Working data
------------

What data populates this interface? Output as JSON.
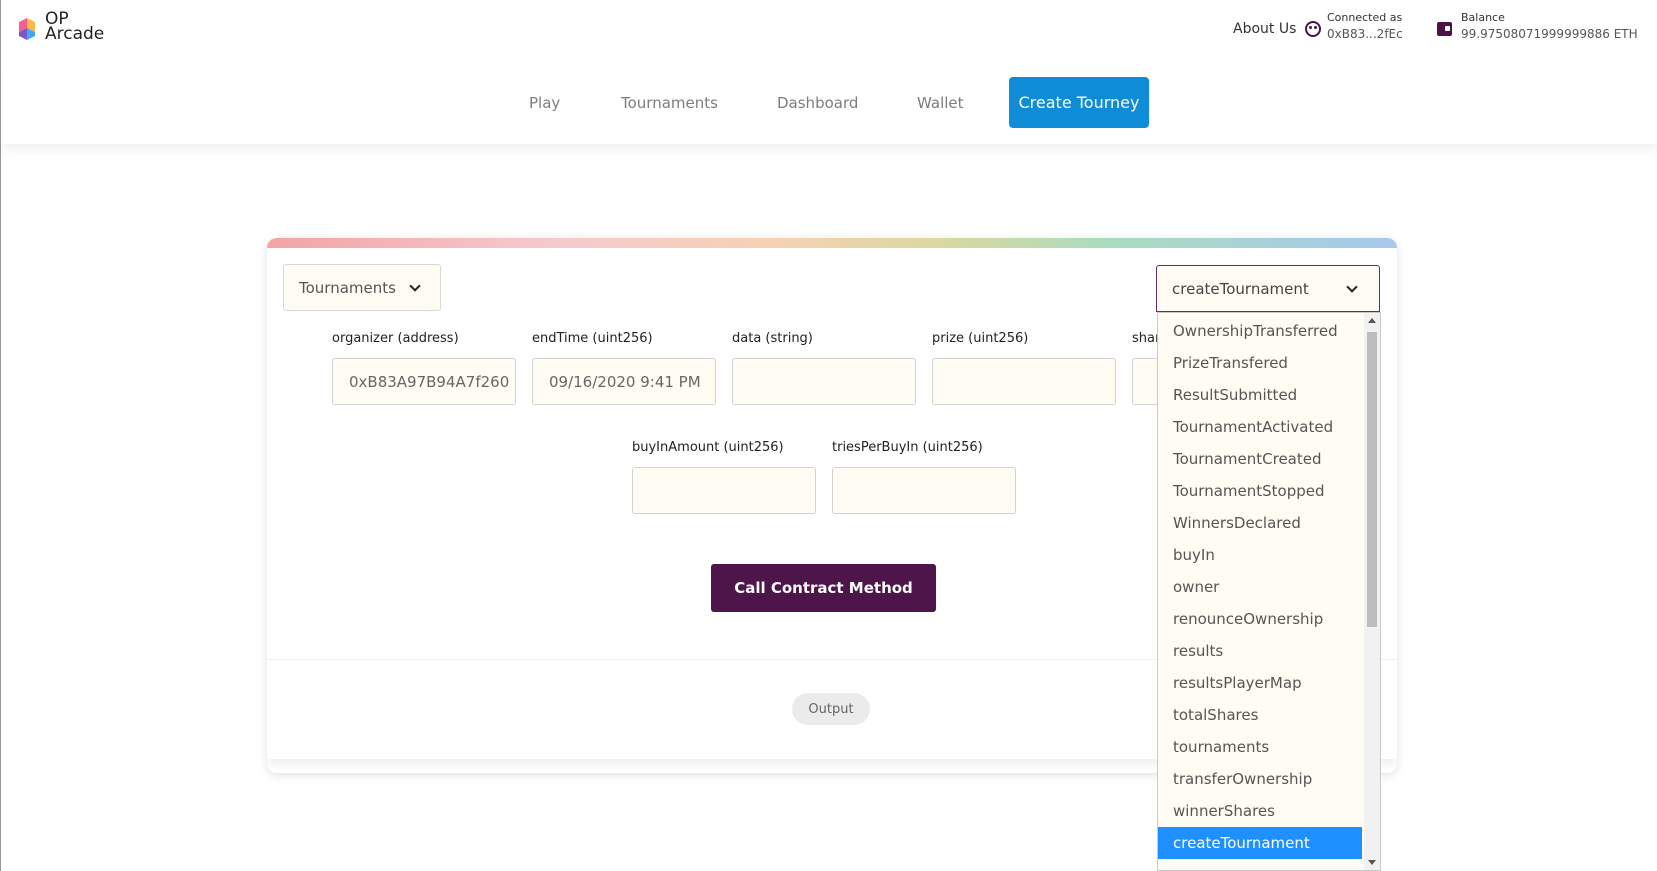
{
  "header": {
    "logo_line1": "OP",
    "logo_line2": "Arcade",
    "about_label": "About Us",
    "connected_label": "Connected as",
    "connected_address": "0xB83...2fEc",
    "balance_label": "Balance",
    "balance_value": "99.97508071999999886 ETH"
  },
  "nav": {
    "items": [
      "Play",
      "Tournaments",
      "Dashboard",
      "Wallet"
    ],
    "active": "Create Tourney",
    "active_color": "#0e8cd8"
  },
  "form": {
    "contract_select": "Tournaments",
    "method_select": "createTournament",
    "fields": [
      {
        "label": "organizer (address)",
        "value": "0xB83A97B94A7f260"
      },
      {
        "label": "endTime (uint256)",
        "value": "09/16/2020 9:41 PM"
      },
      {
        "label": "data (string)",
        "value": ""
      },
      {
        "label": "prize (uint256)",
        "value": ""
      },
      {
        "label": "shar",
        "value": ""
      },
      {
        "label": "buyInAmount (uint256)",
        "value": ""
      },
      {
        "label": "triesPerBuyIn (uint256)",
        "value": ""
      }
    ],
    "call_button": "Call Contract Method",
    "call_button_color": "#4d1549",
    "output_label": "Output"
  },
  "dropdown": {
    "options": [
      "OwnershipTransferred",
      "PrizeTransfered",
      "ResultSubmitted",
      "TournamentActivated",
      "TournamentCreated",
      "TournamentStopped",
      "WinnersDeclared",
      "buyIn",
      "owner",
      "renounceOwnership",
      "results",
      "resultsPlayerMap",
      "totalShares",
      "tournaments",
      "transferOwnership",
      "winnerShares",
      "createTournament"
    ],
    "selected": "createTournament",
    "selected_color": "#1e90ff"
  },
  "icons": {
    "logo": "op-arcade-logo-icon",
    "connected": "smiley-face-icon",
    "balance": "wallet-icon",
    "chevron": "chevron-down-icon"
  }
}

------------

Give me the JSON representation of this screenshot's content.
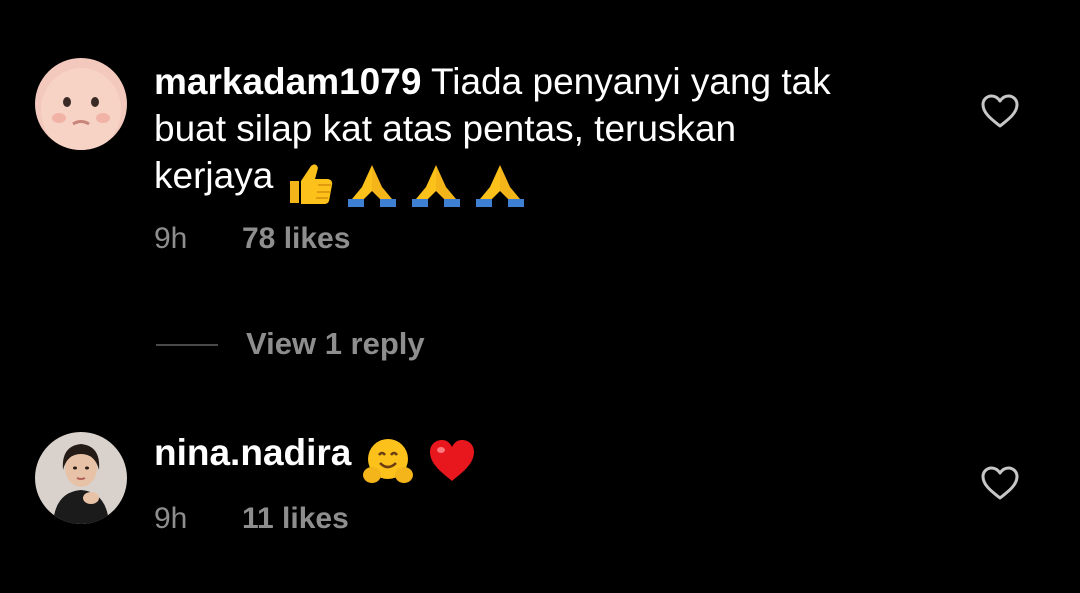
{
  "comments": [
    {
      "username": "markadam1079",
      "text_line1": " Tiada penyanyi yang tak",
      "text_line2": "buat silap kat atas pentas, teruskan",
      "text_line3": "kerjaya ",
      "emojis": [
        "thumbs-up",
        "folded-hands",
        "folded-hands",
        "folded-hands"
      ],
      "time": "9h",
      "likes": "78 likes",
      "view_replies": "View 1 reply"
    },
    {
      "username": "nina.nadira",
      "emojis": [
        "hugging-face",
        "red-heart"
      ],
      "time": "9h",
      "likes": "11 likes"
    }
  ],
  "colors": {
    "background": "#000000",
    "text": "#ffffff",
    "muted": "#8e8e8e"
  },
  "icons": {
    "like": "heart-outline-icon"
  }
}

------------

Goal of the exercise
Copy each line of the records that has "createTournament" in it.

Exercise result
    "method_select": "createTournament",
      "createTournament"
    "selected": "createTournament",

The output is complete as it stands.